Exercise
Which lines of the data contain the string "февраля"? Copy every one of them.

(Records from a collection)
========
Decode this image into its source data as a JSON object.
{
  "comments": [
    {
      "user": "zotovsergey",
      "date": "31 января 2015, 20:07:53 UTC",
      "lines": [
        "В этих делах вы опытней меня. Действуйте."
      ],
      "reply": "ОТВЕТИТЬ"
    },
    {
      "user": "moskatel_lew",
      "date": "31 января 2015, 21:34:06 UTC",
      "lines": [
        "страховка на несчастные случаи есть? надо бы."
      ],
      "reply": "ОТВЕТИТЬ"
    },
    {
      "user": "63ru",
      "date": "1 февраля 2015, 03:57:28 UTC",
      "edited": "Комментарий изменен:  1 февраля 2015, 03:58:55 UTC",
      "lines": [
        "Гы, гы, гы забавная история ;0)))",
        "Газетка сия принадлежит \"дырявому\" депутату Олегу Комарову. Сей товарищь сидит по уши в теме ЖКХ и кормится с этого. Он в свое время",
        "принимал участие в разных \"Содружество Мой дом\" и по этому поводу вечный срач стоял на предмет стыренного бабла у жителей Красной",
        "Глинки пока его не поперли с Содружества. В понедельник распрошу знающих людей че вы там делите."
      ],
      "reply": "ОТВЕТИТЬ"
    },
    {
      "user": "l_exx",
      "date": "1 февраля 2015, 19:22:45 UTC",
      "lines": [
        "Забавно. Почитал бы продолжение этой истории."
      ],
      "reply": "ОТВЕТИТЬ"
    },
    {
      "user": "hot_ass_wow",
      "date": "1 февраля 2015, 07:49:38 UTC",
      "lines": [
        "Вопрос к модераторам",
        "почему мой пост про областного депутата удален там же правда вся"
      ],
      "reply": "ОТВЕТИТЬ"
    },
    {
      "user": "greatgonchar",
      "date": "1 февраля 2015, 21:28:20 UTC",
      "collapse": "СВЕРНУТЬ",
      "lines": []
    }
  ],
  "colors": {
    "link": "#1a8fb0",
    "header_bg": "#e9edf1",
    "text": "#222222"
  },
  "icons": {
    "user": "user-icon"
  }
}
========
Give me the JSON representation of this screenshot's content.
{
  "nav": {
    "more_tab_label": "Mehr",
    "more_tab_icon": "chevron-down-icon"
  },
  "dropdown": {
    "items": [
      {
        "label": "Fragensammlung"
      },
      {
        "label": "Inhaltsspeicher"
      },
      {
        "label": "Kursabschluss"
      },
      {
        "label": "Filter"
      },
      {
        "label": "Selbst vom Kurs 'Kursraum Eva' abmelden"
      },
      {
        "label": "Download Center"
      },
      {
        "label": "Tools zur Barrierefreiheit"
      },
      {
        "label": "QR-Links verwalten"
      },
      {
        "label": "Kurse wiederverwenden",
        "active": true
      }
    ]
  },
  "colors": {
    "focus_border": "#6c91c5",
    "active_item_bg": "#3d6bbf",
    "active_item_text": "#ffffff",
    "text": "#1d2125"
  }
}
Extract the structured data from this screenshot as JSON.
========
Solution for this exercise
      "date": "1 февраля 2015, 03:57:28 UTC",
      "edited": "Комментарий изменен:  1 февраля 2015, 03:58:55 UTC",
      "date": "1 февраля 2015, 19:22:45 UTC",
      "date": "1 февраля 2015, 07:49:38 UTC",
      "date": "1 февраля 2015, 21:28:20 UTC",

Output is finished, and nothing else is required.